_Problem to solve:_
In full and exactly, please return the records, but keep out the pictures.

--- Supplied records Enclosed Below ---

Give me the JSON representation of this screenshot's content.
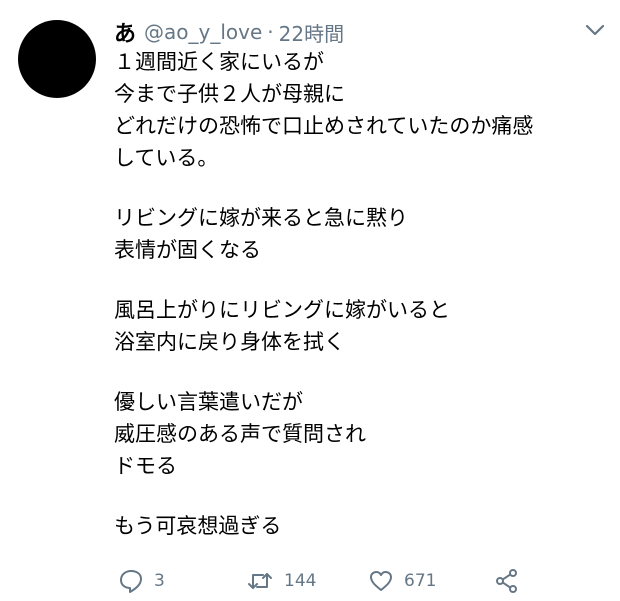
{
  "tweet": {
    "display_name": "あ",
    "handle": "@ao_y_love",
    "separator": "·",
    "time": "22時間",
    "lines": [
      "１週間近く家にいるが",
      "今まで子供２人が母親に",
      "どれだけの恐怖で口止めされていたのか痛感",
      "している。",
      "",
      "リビングに嫁が来ると急に黙り",
      "表情が固くなる",
      "",
      "風呂上がりにリビングに嫁がいると",
      "浴室内に戻り身体を拭く",
      "",
      "優しい言葉遣いだが",
      "威圧感のある声で質問され",
      "ドモる",
      "",
      "もう可哀想過ぎる"
    ],
    "actions": {
      "reply_count": "3",
      "retweet_count": "144",
      "like_count": "671"
    }
  },
  "icons": {
    "avatar": "avatar",
    "caret": "chevron-down-icon",
    "reply": "reply-icon",
    "retweet": "retweet-icon",
    "like": "heart-icon",
    "share": "share-icon"
  },
  "colors": {
    "text": "#000000",
    "secondary": "#657786",
    "avatar": "#000000",
    "background": "#ffffff"
  }
}
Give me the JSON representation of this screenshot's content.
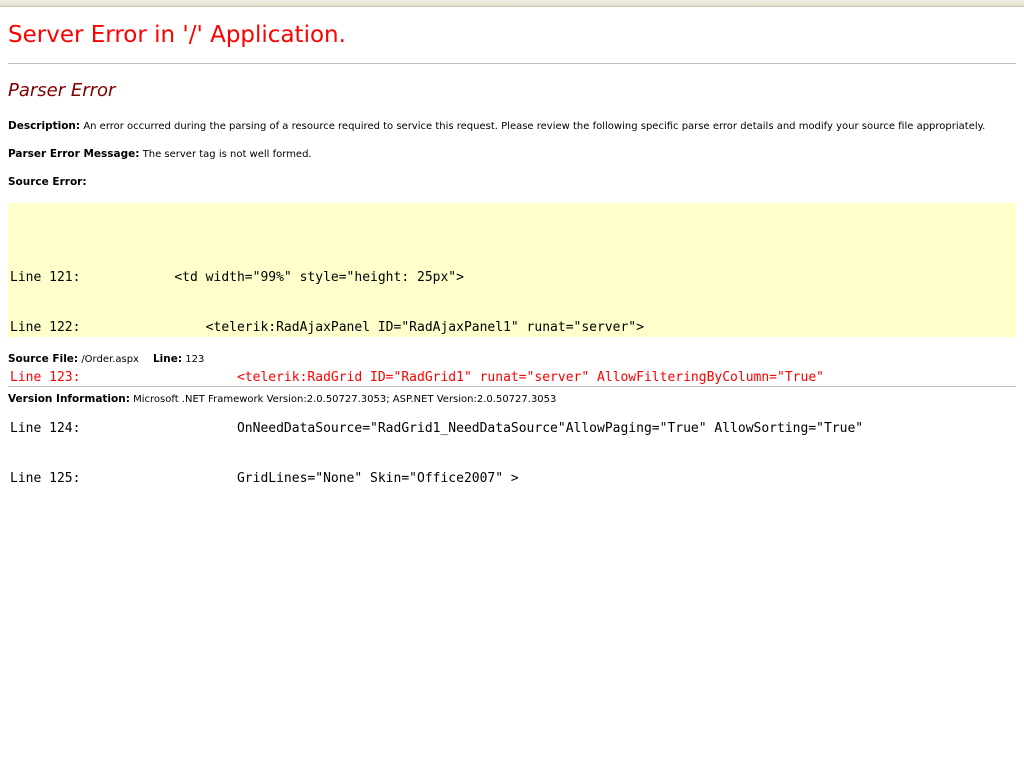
{
  "title": "Server Error in '/' Application.",
  "subtitle": "Parser Error",
  "description": {
    "label": "Description:",
    "text": "An error occurred during the parsing of a resource required to service this request. Please review the following specific parse error details and modify your source file appropriately."
  },
  "parser_error_message": {
    "label": "Parser Error Message:",
    "text": "The server tag is not well formed."
  },
  "source_error": {
    "label": "Source Error:",
    "lines": [
      {
        "text": "Line 121:            <td width=\"99%\" style=\"height: 25px\">",
        "is_error": false
      },
      {
        "text": "Line 122:                <telerik:RadAjaxPanel ID=\"RadAjaxPanel1\" runat=\"server\">",
        "is_error": false
      },
      {
        "text": "Line 123:                    <telerik:RadGrid ID=\"RadGrid1\" runat=\"server\" AllowFilteringByColumn=\"True\"",
        "is_error": true
      },
      {
        "text": "Line 124:                    OnNeedDataSource=\"RadGrid1_NeedDataSource\"AllowPaging=\"True\" AllowSorting=\"True\"",
        "is_error": false
      },
      {
        "text": "Line 125:                    GridLines=\"None\" Skin=\"Office2007\" >",
        "is_error": false
      }
    ]
  },
  "source_file": {
    "label": "Source File:",
    "value": "/Order.aspx",
    "line_label": "Line:",
    "line_value": "123"
  },
  "version_information": {
    "label": "Version Information:",
    "text": "Microsoft .NET Framework Version:2.0.50727.3053; ASP.NET Version:2.0.50727.3053"
  },
  "colors": {
    "title": "#ff0000",
    "subtitle": "#800000",
    "code_background": "#ffffcc",
    "error_line": "#ff0000",
    "rule": "#c0c0c0"
  }
}
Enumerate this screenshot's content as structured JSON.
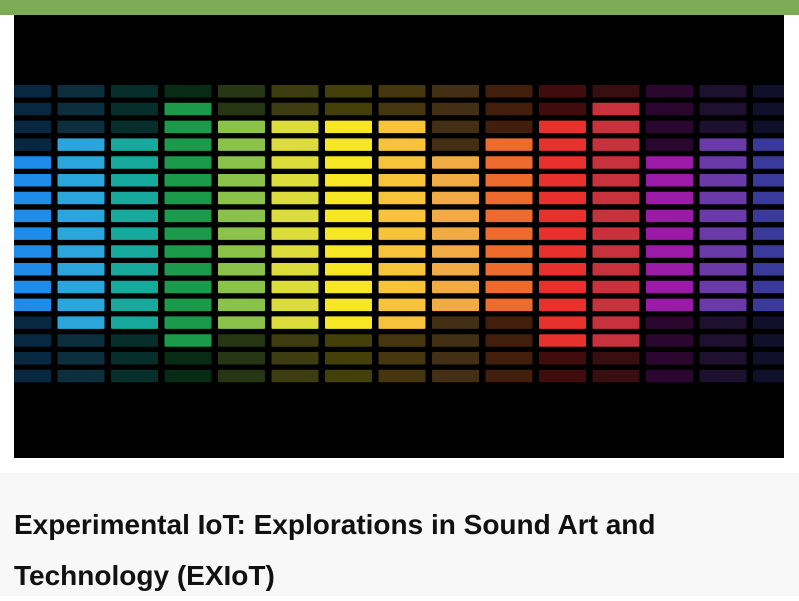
{
  "header": {
    "accent_color": "#7caa55"
  },
  "card": {
    "image": {
      "semantic": "equalizer-graphic",
      "background": "#000000"
    },
    "title": "Experimental IoT: Explorations in Sound Art and Technology (EXIoT)"
  },
  "equalizer": {
    "bands": [
      {
        "color": "#1e8ce8",
        "level": 0.55
      },
      {
        "color": "#2aa6dc",
        "level": 0.66
      },
      {
        "color": "#17aa9c",
        "level": 0.66
      },
      {
        "color": "#1a9a4a",
        "level": 0.8
      },
      {
        "color": "#8bc34a",
        "level": 0.73
      },
      {
        "color": "#dcdc3c",
        "level": 0.73
      },
      {
        "color": "#f6e623",
        "level": 0.73
      },
      {
        "color": "#f7c33a",
        "level": 0.68
      },
      {
        "color": "#f2aa45",
        "level": 0.5
      },
      {
        "color": "#ee6b2e",
        "level": 0.6
      },
      {
        "color": "#e8302c",
        "level": 0.75
      },
      {
        "color": "#c8323c",
        "level": 0.8
      },
      {
        "color": "#9c1aa8",
        "level": 0.55
      },
      {
        "color": "#6a3aa8",
        "level": 0.58
      },
      {
        "color": "#3a3a9c",
        "level": 0.58
      }
    ]
  }
}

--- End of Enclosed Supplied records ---

_Exercise output:_
Give me the JSON representation of this screenshot's content.
{
  "tweet": {
    "display_name": "あ",
    "handle": "@ao_y_love",
    "separator": "·",
    "time": "22時間",
    "lines": [
      "１週間近く家にいるが",
      "今まで子供２人が母親に",
      "どれだけの恐怖で口止めされていたのか痛感",
      "している。",
      "",
      "リビングに嫁が来ると急に黙り",
      "表情が固くなる",
      "",
      "風呂上がりにリビングに嫁がいると",
      "浴室内に戻り身体を拭く",
      "",
      "優しい言葉遣いだが",
      "威圧感のある声で質問され",
      "ドモる",
      "",
      "もう可哀想過ぎる"
    ],
    "actions": {
      "reply_count": "3",
      "retweet_count": "144",
      "like_count": "671"
    }
  },
  "icons": {
    "avatar": "avatar",
    "caret": "chevron-down-icon",
    "reply": "reply-icon",
    "retweet": "retweet-icon",
    "like": "heart-icon",
    "share": "share-icon"
  },
  "colors": {
    "text": "#000000",
    "secondary": "#657786",
    "avatar": "#000000",
    "background": "#ffffff"
  }
}
Give me the JSON representation of this screenshot's content.
{
  "title": "Server Error in '/' Application.",
  "subtitle": "Parser Error",
  "description": {
    "label": "Description:",
    "text": "An error occurred during the parsing of a resource required to service this request. Please review the following specific parse error details and modify your source file appropriately."
  },
  "parser_error_message": {
    "label": "Parser Error Message:",
    "text": "The server tag is not well formed."
  },
  "source_error": {
    "label": "Source Error:",
    "lines": [
      {
        "text": "Line 121:            <td width=\"99%\" style=\"height: 25px\">",
        "is_error": false
      },
      {
        "text": "Line 122:                <telerik:RadAjaxPanel ID=\"RadAjaxPanel1\" runat=\"server\">",
        "is_error": false
      },
      {
        "text": "Line 123:                    <telerik:RadGrid ID=\"RadGrid1\" runat=\"server\" AllowFilteringByColumn=\"True\"",
        "is_error": true
      },
      {
        "text": "Line 124:                    OnNeedDataSource=\"RadGrid1_NeedDataSource\"AllowPaging=\"True\" AllowSorting=\"True\"",
        "is_error": false
      },
      {
        "text": "Line 125:                    GridLines=\"None\" Skin=\"Office2007\" >",
        "is_error": false
      }
    ]
  },
  "source_file": {
    "label": "Source File:",
    "value": "/Order.aspx",
    "line_label": "Line:",
    "line_value": "123"
  },
  "version_information": {
    "label": "Version Information:",
    "text": "Microsoft .NET Framework Version:2.0.50727.3053; ASP.NET Version:2.0.50727.3053"
  },
  "colors": {
    "title": "#ff0000",
    "subtitle": "#800000",
    "code_background": "#ffffcc",
    "error_line": "#ff0000",
    "rule": "#c0c0c0"
  }
}
Enumerate this screenshot's content as structured JSON.
{
  "header": {
    "accent_color": "#7caa55"
  },
  "card": {
    "image": {
      "semantic": "equalizer-graphic",
      "background": "#000000"
    },
    "title": "Experimental IoT: Explorations in Sound Art and Technology (EXIoT)"
  },
  "equalizer": {
    "bands": [
      {
        "color": "#1e8ce8",
        "level": 0.55
      },
      {
        "color": "#2aa6dc",
        "level": 0.66
      },
      {
        "color": "#17aa9c",
        "level": 0.66
      },
      {
        "color": "#1a9a4a",
        "level": 0.8
      },
      {
        "color": "#8bc34a",
        "level": 0.73
      },
      {
        "color": "#dcdc3c",
        "level": 0.73
      },
      {
        "color": "#f6e623",
        "level": 0.73
      },
      {
        "color": "#f7c33a",
        "level": 0.68
      },
      {
        "color": "#f2aa45",
        "level": 0.5
      },
      {
        "color": "#ee6b2e",
        "level": 0.6
      },
      {
        "color": "#e8302c",
        "level": 0.75
      },
      {
        "color": "#c8323c",
        "level": 0.8
      },
      {
        "color": "#9c1aa8",
        "level": 0.55
      },
      {
        "color": "#6a3aa8",
        "level": 0.58
      },
      {
        "color": "#3a3a9c",
        "level": 0.58
      }
    ]
  }
}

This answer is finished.